[RECORDS TO USE]:
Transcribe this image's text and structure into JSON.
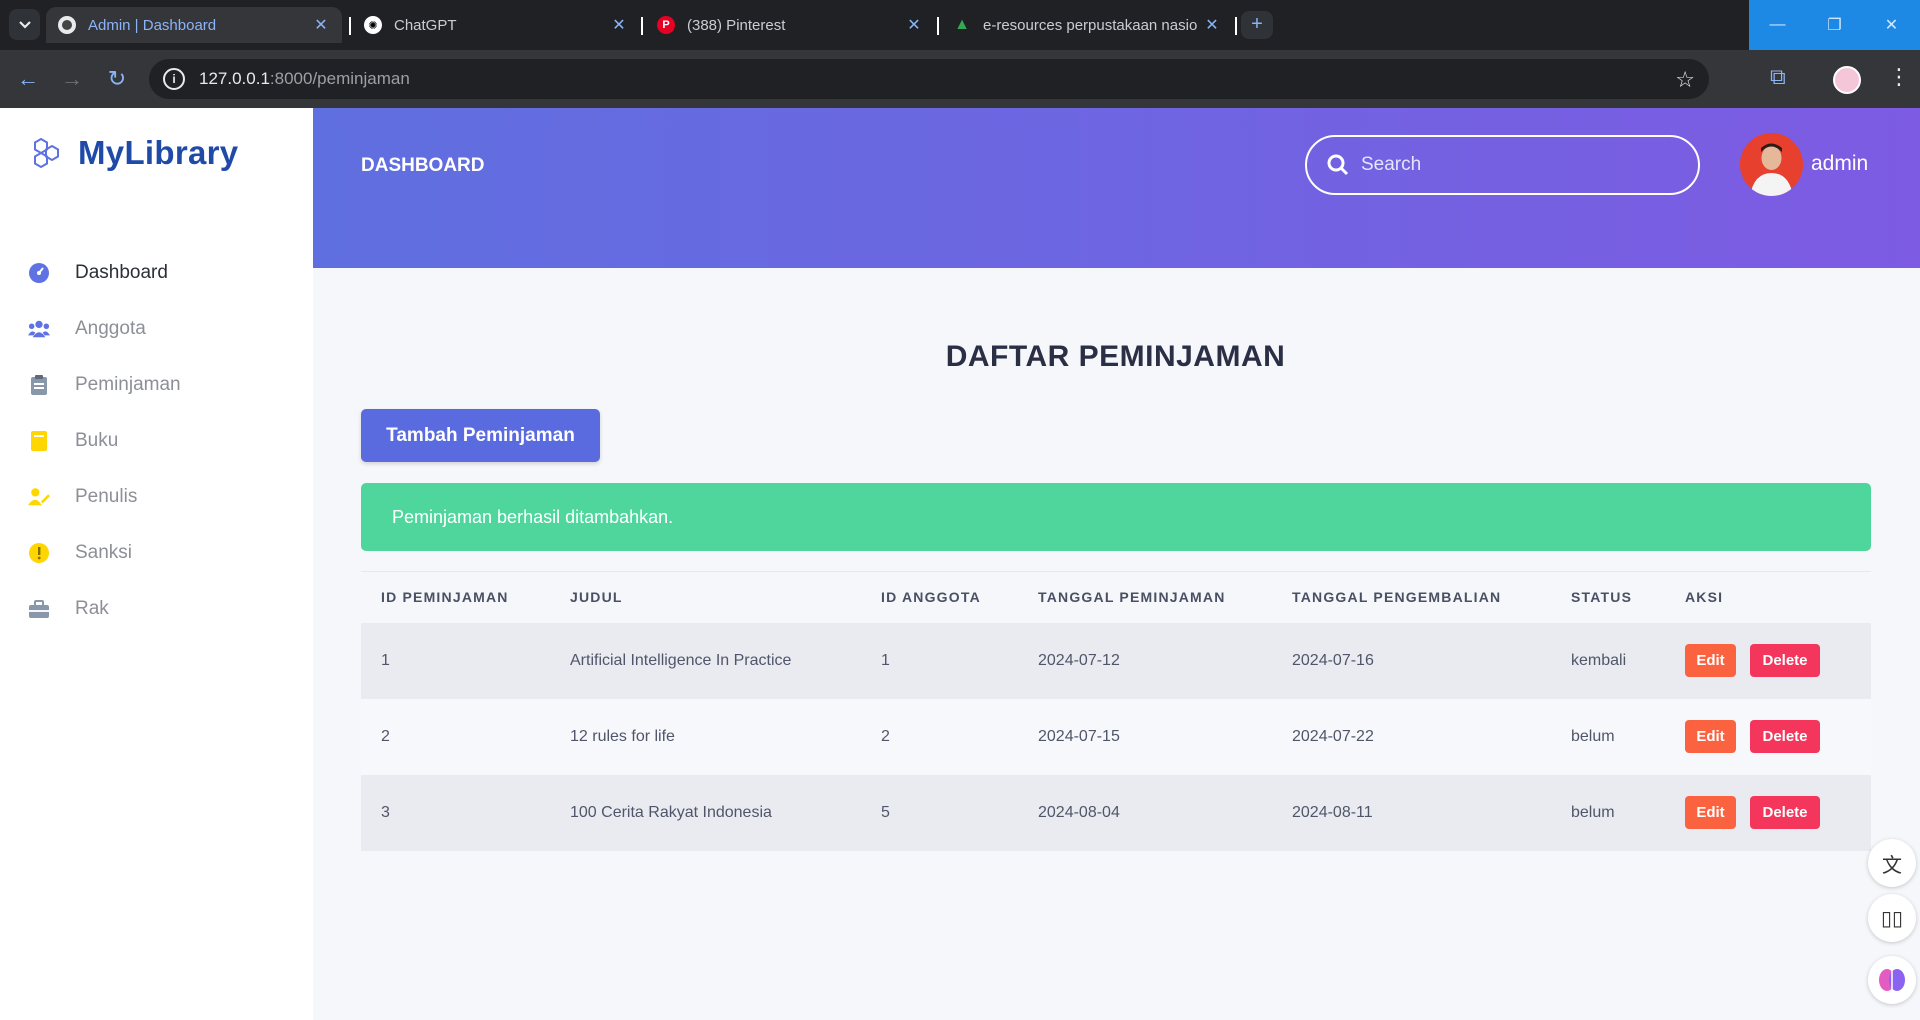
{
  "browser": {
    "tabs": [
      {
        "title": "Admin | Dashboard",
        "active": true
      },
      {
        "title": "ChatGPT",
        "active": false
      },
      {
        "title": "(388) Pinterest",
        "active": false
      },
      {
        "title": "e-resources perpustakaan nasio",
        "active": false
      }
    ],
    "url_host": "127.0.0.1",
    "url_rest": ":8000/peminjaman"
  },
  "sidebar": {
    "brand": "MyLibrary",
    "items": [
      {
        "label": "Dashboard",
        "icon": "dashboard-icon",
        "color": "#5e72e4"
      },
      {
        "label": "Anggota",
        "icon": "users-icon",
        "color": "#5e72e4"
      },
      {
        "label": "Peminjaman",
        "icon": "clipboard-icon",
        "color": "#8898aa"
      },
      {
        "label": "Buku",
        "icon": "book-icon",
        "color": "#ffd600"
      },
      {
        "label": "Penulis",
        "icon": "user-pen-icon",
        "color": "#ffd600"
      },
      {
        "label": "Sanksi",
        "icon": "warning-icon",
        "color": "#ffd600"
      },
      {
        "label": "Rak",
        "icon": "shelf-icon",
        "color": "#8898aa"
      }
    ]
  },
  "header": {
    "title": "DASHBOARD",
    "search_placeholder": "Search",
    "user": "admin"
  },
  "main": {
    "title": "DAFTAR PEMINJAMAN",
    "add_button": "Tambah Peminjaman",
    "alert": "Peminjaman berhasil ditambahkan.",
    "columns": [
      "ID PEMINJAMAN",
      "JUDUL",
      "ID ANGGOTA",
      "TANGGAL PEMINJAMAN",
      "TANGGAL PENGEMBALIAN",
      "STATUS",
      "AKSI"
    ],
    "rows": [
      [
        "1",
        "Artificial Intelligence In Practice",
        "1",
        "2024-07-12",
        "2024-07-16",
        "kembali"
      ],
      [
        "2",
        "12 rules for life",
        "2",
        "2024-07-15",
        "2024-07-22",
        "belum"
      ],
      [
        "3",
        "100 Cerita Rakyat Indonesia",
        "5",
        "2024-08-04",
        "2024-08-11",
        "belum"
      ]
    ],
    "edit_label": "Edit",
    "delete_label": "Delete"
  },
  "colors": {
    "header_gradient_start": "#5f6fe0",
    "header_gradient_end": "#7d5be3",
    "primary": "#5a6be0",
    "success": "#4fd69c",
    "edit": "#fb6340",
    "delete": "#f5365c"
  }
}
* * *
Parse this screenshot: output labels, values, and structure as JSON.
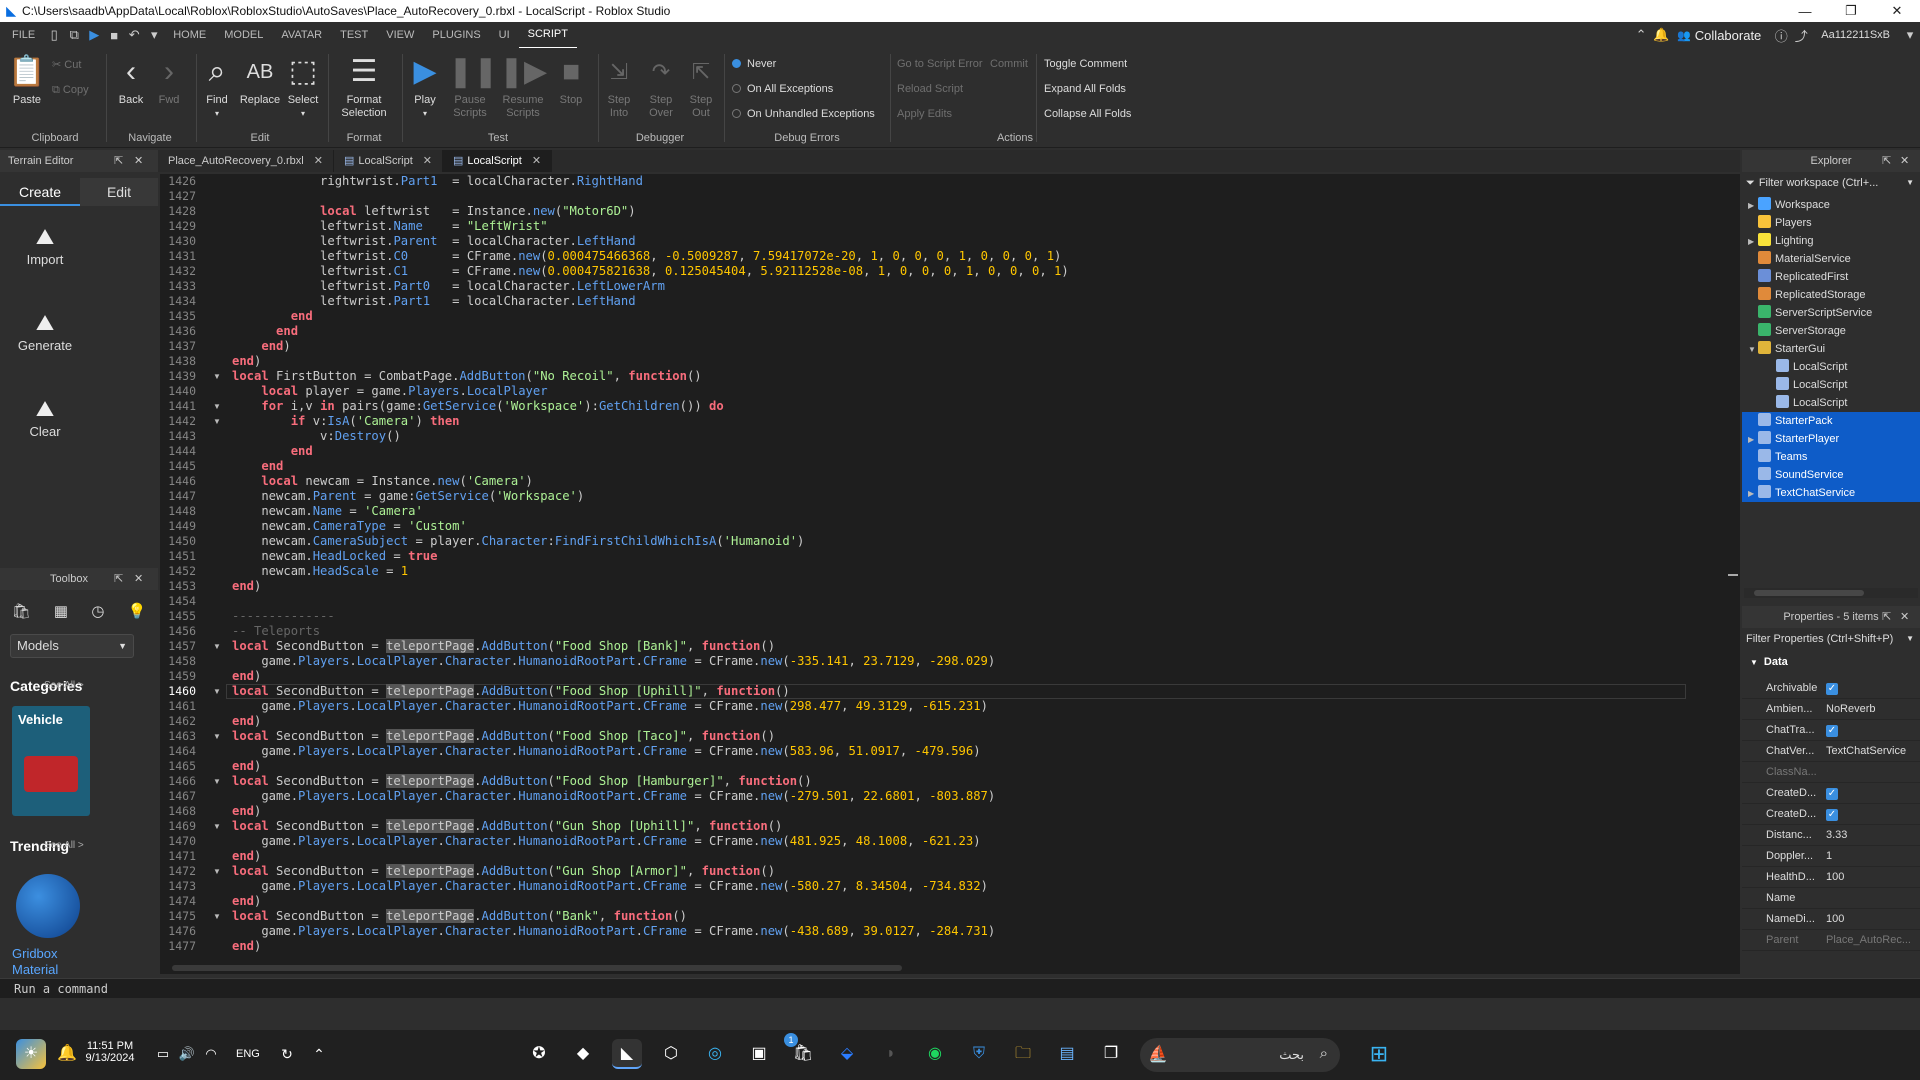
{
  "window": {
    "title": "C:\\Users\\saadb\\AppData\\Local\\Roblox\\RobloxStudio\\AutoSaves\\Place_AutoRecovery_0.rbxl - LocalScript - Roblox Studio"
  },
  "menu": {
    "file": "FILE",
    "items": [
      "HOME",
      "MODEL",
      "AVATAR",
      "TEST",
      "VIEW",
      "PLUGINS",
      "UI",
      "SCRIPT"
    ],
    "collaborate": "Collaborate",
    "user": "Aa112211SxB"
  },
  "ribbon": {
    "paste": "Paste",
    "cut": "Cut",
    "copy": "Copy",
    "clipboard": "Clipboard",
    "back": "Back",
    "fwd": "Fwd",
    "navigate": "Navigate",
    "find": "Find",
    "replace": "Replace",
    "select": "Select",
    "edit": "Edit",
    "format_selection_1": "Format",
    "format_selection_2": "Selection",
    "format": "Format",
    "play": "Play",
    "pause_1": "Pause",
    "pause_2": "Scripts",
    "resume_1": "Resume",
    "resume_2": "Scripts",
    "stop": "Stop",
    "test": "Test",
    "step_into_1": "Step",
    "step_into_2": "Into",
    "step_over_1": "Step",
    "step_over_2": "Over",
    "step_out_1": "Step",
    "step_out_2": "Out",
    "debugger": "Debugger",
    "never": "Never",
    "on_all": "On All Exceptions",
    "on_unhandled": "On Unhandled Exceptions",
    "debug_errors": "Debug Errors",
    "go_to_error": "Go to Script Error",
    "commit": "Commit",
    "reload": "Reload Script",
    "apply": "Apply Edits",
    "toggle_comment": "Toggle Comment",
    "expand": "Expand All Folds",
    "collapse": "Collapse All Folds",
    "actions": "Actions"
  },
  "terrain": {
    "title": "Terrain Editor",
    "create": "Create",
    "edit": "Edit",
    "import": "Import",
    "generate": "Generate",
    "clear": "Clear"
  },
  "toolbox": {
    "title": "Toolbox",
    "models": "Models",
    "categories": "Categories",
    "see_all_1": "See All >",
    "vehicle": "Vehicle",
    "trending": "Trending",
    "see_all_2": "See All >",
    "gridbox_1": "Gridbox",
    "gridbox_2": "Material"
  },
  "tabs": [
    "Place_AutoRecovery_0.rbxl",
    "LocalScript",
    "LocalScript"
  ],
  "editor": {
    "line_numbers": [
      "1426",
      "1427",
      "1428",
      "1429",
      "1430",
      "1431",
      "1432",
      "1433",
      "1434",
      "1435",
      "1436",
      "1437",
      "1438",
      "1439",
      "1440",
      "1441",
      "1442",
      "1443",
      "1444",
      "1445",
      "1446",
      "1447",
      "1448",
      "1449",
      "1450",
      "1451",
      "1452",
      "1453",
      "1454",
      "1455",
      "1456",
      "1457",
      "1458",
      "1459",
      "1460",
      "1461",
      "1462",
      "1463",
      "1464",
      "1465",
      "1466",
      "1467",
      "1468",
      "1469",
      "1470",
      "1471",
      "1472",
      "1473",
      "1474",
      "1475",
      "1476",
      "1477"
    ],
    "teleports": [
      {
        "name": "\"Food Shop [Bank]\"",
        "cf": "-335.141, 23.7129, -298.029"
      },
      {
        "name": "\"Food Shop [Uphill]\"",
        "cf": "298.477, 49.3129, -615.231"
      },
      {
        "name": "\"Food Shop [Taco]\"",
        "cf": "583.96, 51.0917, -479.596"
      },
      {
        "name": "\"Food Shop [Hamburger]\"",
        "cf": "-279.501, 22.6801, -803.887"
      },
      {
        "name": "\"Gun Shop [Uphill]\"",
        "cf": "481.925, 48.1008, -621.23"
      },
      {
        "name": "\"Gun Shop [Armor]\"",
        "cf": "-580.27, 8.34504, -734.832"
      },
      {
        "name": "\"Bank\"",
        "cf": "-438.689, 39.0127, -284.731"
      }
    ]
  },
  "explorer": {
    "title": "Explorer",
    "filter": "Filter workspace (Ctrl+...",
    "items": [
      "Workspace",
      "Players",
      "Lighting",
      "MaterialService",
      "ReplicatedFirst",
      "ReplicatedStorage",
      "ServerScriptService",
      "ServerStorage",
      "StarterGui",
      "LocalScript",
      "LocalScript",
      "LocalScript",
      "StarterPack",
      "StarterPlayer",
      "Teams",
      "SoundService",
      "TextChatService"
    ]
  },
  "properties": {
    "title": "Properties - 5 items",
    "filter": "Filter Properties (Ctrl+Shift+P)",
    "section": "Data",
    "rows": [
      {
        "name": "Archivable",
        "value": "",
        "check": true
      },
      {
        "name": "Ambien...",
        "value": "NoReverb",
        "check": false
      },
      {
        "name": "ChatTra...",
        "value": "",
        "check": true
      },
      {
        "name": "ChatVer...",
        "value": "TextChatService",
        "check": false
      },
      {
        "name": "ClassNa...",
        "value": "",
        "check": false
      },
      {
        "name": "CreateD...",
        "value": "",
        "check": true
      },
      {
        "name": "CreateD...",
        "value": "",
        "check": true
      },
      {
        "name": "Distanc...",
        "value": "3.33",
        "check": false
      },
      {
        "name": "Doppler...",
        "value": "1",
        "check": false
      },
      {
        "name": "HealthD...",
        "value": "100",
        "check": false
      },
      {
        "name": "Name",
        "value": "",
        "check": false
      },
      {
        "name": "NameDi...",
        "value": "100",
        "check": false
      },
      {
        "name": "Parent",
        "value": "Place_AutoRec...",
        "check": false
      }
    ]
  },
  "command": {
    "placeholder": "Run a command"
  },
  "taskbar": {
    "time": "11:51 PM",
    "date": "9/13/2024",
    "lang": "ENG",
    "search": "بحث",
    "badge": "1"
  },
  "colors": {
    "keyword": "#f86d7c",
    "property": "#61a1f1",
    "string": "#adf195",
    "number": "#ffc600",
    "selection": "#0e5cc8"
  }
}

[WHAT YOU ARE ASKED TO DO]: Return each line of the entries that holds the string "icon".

[RESULT OF THIS EXERCISE]:
        "icon": "dashboard-icon",
        "icon": "users-icon",
        "icon": "clipboard-icon",
        "icon": "book-icon",
        "icon": "user-pen-icon",
        "icon": "warning-icon",
        "icon": "shelf-icon",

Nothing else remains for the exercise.